(Exhibit description courtesy the Royal Ontario Museum; photo by Mike Crisolago)


Two weathered boats, Ikebana Boat and Float Boat are presented on a black Plexiglas surface. Chihuly first filled boats with his glass pieces in Nuutajärvi, Finland in June 1995 during the Chihuly over Venice project. At one point, Chihuly began tossing glass elements into the river, allowing them to float downstream. As local teenagers in small wooden rowboats gathered the pieces, the artist recognized the opportunity for a new installation.

(Exhibit description courtesy the Royal Ontario Museum; photo by Mike Crisolago)

The colourful cargo contained in Chihuly’s second boat on display at the ROM.

(Photo by Mike Crisolago)

Red Reeds on Logs are presented atop a cascading composition of Ontario-sourced white birch logs. First created in 1995, this series is brilliant on many levels but especially for Chihuly’s use of materials giving strong contrasts between colours, densities, and textures. Incredibly, some of the reeds reach three metres long, his glassblowers achieving this by pulling the hot molten glass downwards from a mechanical lift.

(Exhibit description courtesy the Royal Ontario Museum; photo by Mike Crisolago)

Icicle Chandeliers

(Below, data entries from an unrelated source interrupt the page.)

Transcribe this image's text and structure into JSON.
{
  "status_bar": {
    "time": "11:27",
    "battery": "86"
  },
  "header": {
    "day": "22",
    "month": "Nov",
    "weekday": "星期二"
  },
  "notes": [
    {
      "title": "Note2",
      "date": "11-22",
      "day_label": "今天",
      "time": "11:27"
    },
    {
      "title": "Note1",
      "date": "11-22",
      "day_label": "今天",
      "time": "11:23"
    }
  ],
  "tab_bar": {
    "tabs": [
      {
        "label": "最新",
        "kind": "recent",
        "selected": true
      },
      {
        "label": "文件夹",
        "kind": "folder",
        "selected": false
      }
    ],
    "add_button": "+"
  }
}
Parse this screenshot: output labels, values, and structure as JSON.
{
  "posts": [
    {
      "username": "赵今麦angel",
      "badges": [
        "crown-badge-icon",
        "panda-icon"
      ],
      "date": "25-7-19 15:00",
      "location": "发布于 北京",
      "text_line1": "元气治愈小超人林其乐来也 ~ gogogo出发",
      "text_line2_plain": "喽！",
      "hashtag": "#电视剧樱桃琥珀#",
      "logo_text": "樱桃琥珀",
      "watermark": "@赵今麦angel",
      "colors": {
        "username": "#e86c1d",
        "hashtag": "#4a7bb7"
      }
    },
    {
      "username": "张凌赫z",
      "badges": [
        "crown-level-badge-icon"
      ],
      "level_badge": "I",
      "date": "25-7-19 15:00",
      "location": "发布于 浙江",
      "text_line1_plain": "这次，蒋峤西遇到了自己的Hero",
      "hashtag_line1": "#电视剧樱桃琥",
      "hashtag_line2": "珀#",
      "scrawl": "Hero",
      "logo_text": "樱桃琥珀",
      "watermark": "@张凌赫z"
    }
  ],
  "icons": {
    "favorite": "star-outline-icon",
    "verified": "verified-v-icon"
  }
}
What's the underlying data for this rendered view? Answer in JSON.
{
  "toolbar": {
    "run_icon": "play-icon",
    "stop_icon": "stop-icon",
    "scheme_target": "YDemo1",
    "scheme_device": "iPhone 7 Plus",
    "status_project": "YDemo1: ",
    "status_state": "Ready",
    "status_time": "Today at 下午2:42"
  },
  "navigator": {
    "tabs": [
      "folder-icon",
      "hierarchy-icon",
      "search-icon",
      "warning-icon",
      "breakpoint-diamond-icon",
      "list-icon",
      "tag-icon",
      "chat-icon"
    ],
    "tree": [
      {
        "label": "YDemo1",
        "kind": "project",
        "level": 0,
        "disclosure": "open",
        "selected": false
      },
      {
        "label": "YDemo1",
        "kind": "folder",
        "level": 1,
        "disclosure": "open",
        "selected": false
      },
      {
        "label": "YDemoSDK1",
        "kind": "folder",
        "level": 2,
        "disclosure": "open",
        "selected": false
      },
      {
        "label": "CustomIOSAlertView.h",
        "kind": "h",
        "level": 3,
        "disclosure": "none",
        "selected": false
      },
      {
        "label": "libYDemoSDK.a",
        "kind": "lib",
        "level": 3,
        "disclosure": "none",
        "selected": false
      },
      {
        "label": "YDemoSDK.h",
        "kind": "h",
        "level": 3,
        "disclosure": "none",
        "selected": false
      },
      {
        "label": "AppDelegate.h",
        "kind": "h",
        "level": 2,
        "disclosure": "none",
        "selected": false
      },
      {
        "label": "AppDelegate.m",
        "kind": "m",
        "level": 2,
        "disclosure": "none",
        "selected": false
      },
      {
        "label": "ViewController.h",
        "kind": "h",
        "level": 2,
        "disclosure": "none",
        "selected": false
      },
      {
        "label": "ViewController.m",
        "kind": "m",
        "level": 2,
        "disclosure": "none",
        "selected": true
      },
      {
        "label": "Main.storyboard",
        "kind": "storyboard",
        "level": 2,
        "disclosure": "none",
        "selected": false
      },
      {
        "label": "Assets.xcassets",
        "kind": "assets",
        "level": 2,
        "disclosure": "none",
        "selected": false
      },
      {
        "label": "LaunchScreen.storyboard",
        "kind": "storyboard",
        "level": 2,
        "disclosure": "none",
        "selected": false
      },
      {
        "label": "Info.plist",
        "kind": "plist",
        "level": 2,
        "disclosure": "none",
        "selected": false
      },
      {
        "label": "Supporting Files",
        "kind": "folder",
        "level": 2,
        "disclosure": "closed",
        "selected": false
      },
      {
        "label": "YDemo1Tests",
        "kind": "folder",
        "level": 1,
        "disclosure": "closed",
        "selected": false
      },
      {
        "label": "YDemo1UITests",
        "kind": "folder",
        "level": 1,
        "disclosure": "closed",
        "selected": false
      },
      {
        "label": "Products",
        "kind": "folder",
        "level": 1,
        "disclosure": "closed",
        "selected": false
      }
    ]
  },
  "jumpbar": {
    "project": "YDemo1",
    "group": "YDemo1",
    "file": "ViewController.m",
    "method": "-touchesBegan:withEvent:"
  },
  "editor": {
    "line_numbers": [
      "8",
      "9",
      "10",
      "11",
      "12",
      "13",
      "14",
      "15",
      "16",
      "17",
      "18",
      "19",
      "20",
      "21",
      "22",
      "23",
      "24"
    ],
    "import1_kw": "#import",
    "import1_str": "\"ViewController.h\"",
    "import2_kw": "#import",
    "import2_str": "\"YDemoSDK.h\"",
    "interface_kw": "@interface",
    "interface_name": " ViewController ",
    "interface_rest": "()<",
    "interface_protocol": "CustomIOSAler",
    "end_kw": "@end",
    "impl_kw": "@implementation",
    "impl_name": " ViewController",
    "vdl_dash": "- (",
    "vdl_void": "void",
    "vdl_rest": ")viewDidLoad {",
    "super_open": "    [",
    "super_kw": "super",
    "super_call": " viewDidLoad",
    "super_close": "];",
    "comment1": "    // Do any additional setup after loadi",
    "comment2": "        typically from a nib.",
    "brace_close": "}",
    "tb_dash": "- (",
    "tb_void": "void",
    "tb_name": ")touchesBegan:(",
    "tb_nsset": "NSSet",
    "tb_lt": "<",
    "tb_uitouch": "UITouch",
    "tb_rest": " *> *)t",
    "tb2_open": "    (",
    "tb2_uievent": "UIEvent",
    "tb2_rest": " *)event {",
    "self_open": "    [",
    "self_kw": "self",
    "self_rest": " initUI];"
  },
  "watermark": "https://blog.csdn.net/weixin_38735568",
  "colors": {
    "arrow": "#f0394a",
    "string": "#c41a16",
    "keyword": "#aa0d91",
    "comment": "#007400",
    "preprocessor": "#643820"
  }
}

Icicle Chandeliers and Towers display two forms that complement each other like cave stalagmites and stalactites. Chihuly began his Chandeliers series in 1992, achieving great massing of colour by taking hundreds of pieces of blown glass, assembling them around sturdy steel frameworks, and lighting them from external sources. His Towers followed soon after as an upside-down version. This installation comprises two chandeliers and two towers. The artist, choosing icicles as a unifying theme, has created a wholly new triple tower.